<<<<
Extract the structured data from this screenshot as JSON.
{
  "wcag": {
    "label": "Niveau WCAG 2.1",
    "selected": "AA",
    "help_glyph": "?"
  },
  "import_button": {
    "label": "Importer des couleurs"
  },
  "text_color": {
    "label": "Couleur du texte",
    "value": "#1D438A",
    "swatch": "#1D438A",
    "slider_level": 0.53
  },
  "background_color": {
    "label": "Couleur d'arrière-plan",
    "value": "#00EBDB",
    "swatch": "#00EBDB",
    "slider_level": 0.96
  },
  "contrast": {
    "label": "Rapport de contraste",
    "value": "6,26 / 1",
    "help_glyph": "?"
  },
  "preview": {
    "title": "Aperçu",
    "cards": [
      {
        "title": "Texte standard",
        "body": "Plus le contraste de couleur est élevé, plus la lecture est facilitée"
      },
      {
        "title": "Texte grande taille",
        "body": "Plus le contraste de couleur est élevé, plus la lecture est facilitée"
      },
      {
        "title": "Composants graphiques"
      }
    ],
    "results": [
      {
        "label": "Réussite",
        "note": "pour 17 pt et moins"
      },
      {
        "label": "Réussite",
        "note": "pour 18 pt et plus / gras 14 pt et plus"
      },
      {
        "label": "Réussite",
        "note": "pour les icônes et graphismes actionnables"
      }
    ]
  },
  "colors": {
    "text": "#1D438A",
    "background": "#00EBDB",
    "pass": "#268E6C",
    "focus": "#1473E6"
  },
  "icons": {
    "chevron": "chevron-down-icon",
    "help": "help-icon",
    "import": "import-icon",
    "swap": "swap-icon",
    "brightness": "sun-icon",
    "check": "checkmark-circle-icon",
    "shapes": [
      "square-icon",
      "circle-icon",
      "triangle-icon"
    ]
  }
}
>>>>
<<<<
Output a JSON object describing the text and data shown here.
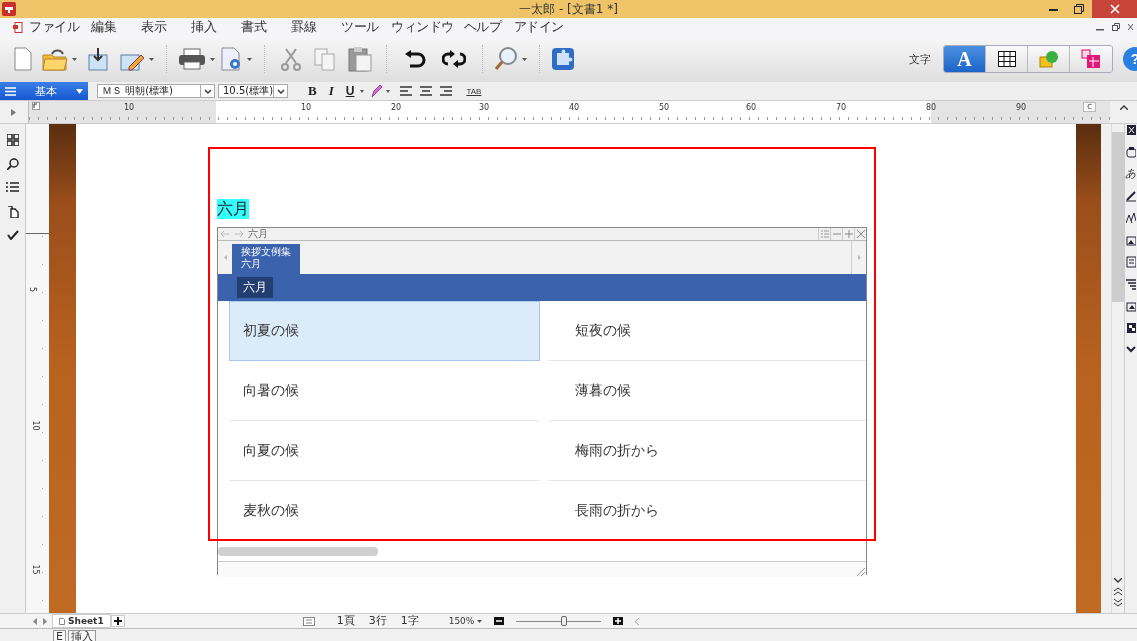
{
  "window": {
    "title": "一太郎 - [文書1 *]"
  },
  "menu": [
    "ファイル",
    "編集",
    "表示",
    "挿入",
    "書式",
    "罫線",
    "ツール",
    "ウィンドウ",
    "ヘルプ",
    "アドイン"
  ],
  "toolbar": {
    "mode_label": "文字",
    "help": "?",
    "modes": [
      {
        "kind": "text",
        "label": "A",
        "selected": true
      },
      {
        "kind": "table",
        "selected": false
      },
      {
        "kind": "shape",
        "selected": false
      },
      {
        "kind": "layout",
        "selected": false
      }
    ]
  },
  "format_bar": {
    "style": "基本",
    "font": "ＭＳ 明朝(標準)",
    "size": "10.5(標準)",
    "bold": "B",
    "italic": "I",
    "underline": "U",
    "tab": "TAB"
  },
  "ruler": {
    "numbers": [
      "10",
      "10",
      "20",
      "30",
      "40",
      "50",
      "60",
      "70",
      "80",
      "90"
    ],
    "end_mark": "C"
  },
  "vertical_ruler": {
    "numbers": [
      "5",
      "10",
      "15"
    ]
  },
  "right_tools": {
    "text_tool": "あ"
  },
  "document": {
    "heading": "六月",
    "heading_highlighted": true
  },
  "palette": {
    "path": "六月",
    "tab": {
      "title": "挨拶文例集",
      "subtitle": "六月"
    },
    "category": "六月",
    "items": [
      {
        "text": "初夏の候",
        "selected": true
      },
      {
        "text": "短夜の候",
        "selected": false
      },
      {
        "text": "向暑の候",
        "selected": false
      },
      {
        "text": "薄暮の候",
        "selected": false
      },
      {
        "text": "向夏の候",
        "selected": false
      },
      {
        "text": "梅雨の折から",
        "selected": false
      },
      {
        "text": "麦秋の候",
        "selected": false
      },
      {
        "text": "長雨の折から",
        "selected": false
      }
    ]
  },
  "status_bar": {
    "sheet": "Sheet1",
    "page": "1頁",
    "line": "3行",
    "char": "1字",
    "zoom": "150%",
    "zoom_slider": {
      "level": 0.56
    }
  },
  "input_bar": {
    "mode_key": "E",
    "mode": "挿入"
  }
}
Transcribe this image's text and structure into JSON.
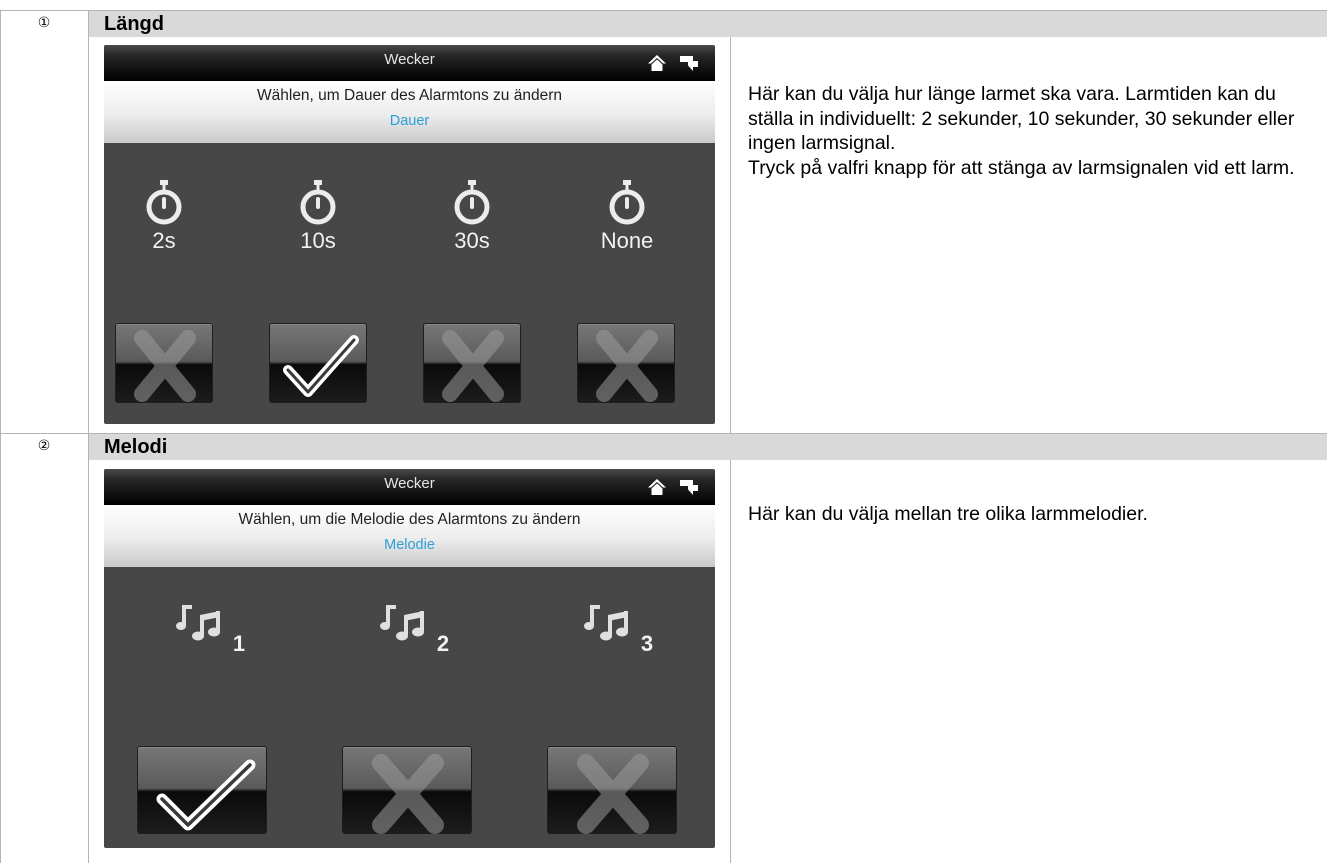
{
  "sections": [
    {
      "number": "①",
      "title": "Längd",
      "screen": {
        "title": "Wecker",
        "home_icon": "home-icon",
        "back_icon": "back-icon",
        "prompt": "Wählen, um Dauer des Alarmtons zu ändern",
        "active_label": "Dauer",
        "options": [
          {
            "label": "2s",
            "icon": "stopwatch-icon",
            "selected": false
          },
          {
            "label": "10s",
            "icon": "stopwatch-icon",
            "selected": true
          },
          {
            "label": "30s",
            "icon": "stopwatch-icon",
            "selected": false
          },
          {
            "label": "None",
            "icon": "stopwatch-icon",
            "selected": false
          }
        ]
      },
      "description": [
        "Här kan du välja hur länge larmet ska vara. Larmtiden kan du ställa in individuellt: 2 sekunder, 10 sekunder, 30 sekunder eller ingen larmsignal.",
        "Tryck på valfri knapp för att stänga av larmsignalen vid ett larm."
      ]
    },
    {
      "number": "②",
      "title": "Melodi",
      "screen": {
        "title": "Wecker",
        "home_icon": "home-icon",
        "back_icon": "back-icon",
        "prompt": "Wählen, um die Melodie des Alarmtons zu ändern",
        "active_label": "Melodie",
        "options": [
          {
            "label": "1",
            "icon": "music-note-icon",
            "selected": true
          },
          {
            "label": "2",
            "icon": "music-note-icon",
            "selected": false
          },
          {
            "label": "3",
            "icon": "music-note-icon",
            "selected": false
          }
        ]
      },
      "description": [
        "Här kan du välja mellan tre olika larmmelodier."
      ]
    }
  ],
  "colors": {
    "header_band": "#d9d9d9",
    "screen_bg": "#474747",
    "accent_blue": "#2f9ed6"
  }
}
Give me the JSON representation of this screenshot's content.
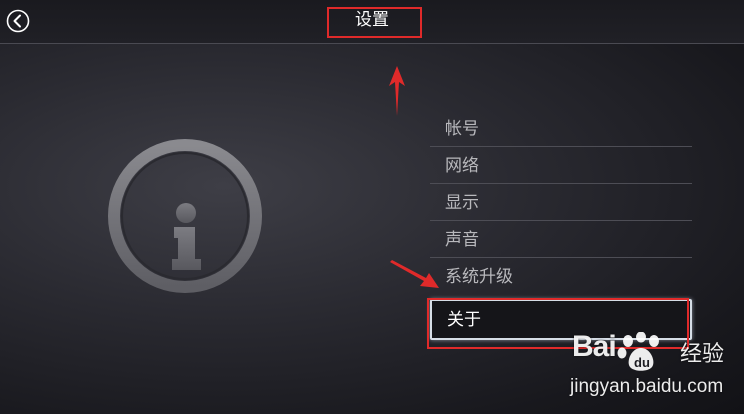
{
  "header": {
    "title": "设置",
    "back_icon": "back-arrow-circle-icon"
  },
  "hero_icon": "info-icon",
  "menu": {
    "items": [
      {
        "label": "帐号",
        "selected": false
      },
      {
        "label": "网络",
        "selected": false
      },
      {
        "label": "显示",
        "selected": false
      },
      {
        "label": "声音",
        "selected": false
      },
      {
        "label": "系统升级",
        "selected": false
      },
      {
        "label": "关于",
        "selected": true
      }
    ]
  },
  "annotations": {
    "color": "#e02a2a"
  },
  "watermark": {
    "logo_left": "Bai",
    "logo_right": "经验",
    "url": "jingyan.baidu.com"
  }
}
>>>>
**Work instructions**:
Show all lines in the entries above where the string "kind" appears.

**Solution to this task**:
        "kind": "text",
        "kind": "table",
        "kind": "shape",
        "kind": "layout",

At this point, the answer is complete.